*** Begin section ***
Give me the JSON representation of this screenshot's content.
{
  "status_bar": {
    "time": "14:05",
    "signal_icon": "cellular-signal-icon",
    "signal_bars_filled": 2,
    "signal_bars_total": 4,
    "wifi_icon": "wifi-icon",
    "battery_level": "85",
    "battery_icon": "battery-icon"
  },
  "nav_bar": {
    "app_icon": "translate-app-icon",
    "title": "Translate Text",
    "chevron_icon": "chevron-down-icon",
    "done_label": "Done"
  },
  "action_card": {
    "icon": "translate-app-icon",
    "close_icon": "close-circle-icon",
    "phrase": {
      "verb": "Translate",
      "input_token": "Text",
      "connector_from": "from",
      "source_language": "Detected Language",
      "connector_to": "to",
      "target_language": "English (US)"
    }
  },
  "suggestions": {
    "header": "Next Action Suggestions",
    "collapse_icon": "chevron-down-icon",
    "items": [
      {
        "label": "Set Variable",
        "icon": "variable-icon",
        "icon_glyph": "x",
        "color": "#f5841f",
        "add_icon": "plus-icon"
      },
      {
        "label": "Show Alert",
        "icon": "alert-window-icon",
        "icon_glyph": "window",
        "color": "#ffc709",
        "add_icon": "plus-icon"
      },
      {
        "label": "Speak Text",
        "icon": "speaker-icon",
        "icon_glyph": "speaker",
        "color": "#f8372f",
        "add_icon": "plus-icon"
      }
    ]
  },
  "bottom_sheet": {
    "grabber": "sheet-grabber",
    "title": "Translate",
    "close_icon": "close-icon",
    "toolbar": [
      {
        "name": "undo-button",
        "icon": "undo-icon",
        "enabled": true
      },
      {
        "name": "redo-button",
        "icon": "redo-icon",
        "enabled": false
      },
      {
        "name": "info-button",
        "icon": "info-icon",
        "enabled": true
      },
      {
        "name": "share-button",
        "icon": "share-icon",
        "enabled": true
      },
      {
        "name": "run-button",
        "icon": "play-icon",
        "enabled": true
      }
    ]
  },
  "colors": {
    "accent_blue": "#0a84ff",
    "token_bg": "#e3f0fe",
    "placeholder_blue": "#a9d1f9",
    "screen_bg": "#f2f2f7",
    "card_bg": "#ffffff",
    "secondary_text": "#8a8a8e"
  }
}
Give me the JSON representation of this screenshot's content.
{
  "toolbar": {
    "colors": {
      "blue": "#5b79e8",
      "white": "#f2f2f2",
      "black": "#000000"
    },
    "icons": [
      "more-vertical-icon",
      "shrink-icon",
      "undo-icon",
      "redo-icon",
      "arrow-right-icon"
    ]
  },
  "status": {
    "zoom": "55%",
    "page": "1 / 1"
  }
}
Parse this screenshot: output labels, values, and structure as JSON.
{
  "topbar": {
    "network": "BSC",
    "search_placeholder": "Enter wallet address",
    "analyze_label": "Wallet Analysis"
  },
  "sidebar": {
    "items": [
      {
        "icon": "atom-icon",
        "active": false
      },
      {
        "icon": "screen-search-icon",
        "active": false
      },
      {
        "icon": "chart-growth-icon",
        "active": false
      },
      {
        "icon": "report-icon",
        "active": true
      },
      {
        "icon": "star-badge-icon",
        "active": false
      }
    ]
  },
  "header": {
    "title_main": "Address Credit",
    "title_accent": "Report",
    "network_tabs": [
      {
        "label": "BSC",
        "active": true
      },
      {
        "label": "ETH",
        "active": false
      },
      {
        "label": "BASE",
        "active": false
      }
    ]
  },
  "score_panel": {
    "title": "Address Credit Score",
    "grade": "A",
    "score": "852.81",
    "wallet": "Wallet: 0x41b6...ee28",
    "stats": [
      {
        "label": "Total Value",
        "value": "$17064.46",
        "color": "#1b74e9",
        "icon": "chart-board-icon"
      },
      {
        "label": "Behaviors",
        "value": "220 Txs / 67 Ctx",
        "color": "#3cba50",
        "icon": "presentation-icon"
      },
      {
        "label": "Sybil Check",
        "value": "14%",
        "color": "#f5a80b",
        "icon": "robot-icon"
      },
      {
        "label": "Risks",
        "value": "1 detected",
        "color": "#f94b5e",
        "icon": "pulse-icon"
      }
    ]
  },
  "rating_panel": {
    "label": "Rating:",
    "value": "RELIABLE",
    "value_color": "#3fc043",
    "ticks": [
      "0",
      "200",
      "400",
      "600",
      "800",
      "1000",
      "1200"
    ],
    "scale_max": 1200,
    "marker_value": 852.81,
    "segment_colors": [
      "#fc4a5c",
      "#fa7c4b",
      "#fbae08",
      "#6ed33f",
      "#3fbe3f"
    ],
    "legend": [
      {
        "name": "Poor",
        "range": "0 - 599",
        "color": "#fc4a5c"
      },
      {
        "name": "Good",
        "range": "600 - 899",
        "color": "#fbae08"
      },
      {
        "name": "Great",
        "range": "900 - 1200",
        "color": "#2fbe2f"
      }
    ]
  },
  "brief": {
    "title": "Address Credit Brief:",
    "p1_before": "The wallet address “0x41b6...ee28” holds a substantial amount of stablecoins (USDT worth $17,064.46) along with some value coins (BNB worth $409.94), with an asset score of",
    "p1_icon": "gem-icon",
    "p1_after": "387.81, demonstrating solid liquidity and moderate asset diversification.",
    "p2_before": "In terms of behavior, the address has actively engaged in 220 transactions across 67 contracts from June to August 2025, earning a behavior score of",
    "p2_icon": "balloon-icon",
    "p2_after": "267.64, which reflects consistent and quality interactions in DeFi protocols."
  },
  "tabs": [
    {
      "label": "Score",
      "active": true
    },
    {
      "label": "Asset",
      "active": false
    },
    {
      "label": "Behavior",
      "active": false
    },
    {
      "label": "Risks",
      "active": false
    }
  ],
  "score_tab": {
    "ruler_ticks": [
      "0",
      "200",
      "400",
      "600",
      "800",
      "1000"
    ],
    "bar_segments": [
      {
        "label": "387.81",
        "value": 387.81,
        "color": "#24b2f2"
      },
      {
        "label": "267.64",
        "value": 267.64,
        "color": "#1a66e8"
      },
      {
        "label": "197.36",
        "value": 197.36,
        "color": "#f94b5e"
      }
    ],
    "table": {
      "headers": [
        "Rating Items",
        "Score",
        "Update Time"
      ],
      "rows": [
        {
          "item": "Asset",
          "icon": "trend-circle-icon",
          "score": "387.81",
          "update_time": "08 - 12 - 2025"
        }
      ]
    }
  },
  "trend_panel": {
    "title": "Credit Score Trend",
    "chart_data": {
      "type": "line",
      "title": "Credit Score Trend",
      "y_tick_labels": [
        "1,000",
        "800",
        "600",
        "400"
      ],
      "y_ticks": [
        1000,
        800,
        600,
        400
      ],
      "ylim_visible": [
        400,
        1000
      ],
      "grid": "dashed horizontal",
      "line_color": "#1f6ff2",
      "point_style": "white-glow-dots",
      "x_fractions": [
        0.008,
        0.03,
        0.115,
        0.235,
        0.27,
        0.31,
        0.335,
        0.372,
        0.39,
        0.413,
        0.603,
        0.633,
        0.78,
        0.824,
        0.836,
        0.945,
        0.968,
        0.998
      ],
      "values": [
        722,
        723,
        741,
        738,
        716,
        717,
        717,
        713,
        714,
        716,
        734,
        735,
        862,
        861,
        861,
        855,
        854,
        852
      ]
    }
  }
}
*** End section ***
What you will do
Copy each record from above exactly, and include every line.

Task result
Give me the JSON representation of this screenshot's content.
{
  "status_bar": {
    "time": "14:05",
    "signal_icon": "cellular-signal-icon",
    "signal_bars_filled": 2,
    "signal_bars_total": 4,
    "wifi_icon": "wifi-icon",
    "battery_level": "85",
    "battery_icon": "battery-icon"
  },
  "nav_bar": {
    "app_icon": "translate-app-icon",
    "title": "Translate Text",
    "chevron_icon": "chevron-down-icon",
    "done_label": "Done"
  },
  "action_card": {
    "icon": "translate-app-icon",
    "close_icon": "close-circle-icon",
    "phrase": {
      "verb": "Translate",
      "input_token": "Text",
      "connector_from": "from",
      "source_language": "Detected Language",
      "connector_to": "to",
      "target_language": "English (US)"
    }
  },
  "suggestions": {
    "header": "Next Action Suggestions",
    "collapse_icon": "chevron-down-icon",
    "items": [
      {
        "label": "Set Variable",
        "icon": "variable-icon",
        "icon_glyph": "x",
        "color": "#f5841f",
        "add_icon": "plus-icon"
      },
      {
        "label": "Show Alert",
        "icon": "alert-window-icon",
        "icon_glyph": "window",
        "color": "#ffc709",
        "add_icon": "plus-icon"
      },
      {
        "label": "Speak Text",
        "icon": "speaker-icon",
        "icon_glyph": "speaker",
        "color": "#f8372f",
        "add_icon": "plus-icon"
      }
    ]
  },
  "bottom_sheet": {
    "grabber": "sheet-grabber",
    "title": "Translate",
    "close_icon": "close-icon",
    "toolbar": [
      {
        "name": "undo-button",
        "icon": "undo-icon",
        "enabled": true
      },
      {
        "name": "redo-button",
        "icon": "redo-icon",
        "enabled": false
      },
      {
        "name": "info-button",
        "icon": "info-icon",
        "enabled": true
      },
      {
        "name": "share-button",
        "icon": "share-icon",
        "enabled": true
      },
      {
        "name": "run-button",
        "icon": "play-icon",
        "enabled": true
      }
    ]
  },
  "colors": {
    "accent_blue": "#0a84ff",
    "token_bg": "#e3f0fe",
    "placeholder_blue": "#a9d1f9",
    "screen_bg": "#f2f2f7",
    "card_bg": "#ffffff",
    "secondary_text": "#8a8a8e"
  }
}
Give me the JSON representation of this screenshot's content.
{
  "toolbar": {
    "colors": {
      "blue": "#5b79e8",
      "white": "#f2f2f2",
      "black": "#000000"
    },
    "icons": [
      "more-vertical-icon",
      "shrink-icon",
      "undo-icon",
      "redo-icon",
      "arrow-right-icon"
    ]
  },
  "status": {
    "zoom": "55%",
    "page": "1 / 1"
  }
}
Parse this screenshot: output labels, values, and structure as JSON.
{
  "topbar": {
    "network": "BSC",
    "search_placeholder": "Enter wallet address",
    "analyze_label": "Wallet Analysis"
  },
  "sidebar": {
    "items": [
      {
        "icon": "atom-icon",
        "active": false
      },
      {
        "icon": "screen-search-icon",
        "active": false
      },
      {
        "icon": "chart-growth-icon",
        "active": false
      },
      {
        "icon": "report-icon",
        "active": true
      },
      {
        "icon": "star-badge-icon",
        "active": false
      }
    ]
  },
  "header": {
    "title_main": "Address Credit",
    "title_accent": "Report",
    "network_tabs": [
      {
        "label": "BSC",
        "active": true
      },
      {
        "label": "ETH",
        "active": false
      },
      {
        "label": "BASE",
        "active": false
      }
    ]
  },
  "score_panel": {
    "title": "Address Credit Score",
    "grade": "A",
    "score": "852.81",
    "wallet": "Wallet: 0x41b6...ee28",
    "stats": [
      {
        "label": "Total Value",
        "value": "$17064.46",
        "color": "#1b74e9",
        "icon": "chart-board-icon"
      },
      {
        "label": "Behaviors",
        "value": "220 Txs / 67 Ctx",
        "color": "#3cba50",
        "icon": "presentation-icon"
      },
      {
        "label": "Sybil Check",
        "value": "14%",
        "color": "#f5a80b",
        "icon": "robot-icon"
      },
      {
        "label": "Risks",
        "value": "1 detected",
        "color": "#f94b5e",
        "icon": "pulse-icon"
      }
    ]
  },
  "rating_panel": {
    "label": "Rating:",
    "value": "RELIABLE",
    "value_color": "#3fc043",
    "ticks": [
      "0",
      "200",
      "400",
      "600",
      "800",
      "1000",
      "1200"
    ],
    "scale_max": 1200,
    "marker_value": 852.81,
    "segment_colors": [
      "#fc4a5c",
      "#fa7c4b",
      "#fbae08",
      "#6ed33f",
      "#3fbe3f"
    ],
    "legend": [
      {
        "name": "Poor",
        "range": "0 - 599",
        "color": "#fc4a5c"
      },
      {
        "name": "Good",
        "range": "600 - 899",
        "color": "#fbae08"
      },
      {
        "name": "Great",
        "range": "900 - 1200",
        "color": "#2fbe2f"
      }
    ]
  },
  "brief": {
    "title": "Address Credit Brief:",
    "p1_before": "The wallet address “0x41b6...ee28” holds a substantial amount of stablecoins (USDT worth $17,064.46) along with some value coins (BNB worth $409.94), with an asset score of",
    "p1_icon": "gem-icon",
    "p1_after": "387.81, demonstrating solid liquidity and moderate asset diversification.",
    "p2_before": "In terms of behavior, the address has actively engaged in 220 transactions across 67 contracts from June to August 2025, earning a behavior score of",
    "p2_icon": "balloon-icon",
    "p2_after": "267.64, which reflects consistent and quality interactions in DeFi protocols."
  },
  "tabs": [
    {
      "label": "Score",
      "active": true
    },
    {
      "label": "Asset",
      "active": false
    },
    {
      "label": "Behavior",
      "active": false
    },
    {
      "label": "Risks",
      "active": false
    }
  ],
  "score_tab": {
    "ruler_ticks": [
      "0",
      "200",
      "400",
      "600",
      "800",
      "1000"
    ],
    "bar_segments": [
      {
        "label": "387.81",
        "value": 387.81,
        "color": "#24b2f2"
      },
      {
        "label": "267.64",
        "value": 267.64,
        "color": "#1a66e8"
      },
      {
        "label": "197.36",
        "value": 197.36,
        "color": "#f94b5e"
      }
    ],
    "table": {
      "headers": [
        "Rating Items",
        "Score",
        "Update Time"
      ],
      "rows": [
        {
          "item": "Asset",
          "icon": "trend-circle-icon",
          "score": "387.81",
          "update_time": "08 - 12 - 2025"
        }
      ]
    }
  },
  "trend_panel": {
    "title": "Credit Score Trend",
    "chart_data": {
      "type": "line",
      "title": "Credit Score Trend",
      "y_tick_labels": [
        "1,000",
        "800",
        "600",
        "400"
      ],
      "y_ticks": [
        1000,
        800,
        600,
        400
      ],
      "ylim_visible": [
        400,
        1000
      ],
      "grid": "dashed horizontal",
      "line_color": "#1f6ff2",
      "point_style": "white-glow-dots",
      "x_fractions": [
        0.008,
        0.03,
        0.115,
        0.235,
        0.27,
        0.31,
        0.335,
        0.372,
        0.39,
        0.413,
        0.603,
        0.633,
        0.78,
        0.824,
        0.836,
        0.945,
        0.968,
        0.998
      ],
      "values": [
        722,
        723,
        741,
        738,
        716,
        717,
        717,
        713,
        714,
        716,
        734,
        735,
        862,
        861,
        861,
        855,
        854,
        852
      ]
    }
  }
}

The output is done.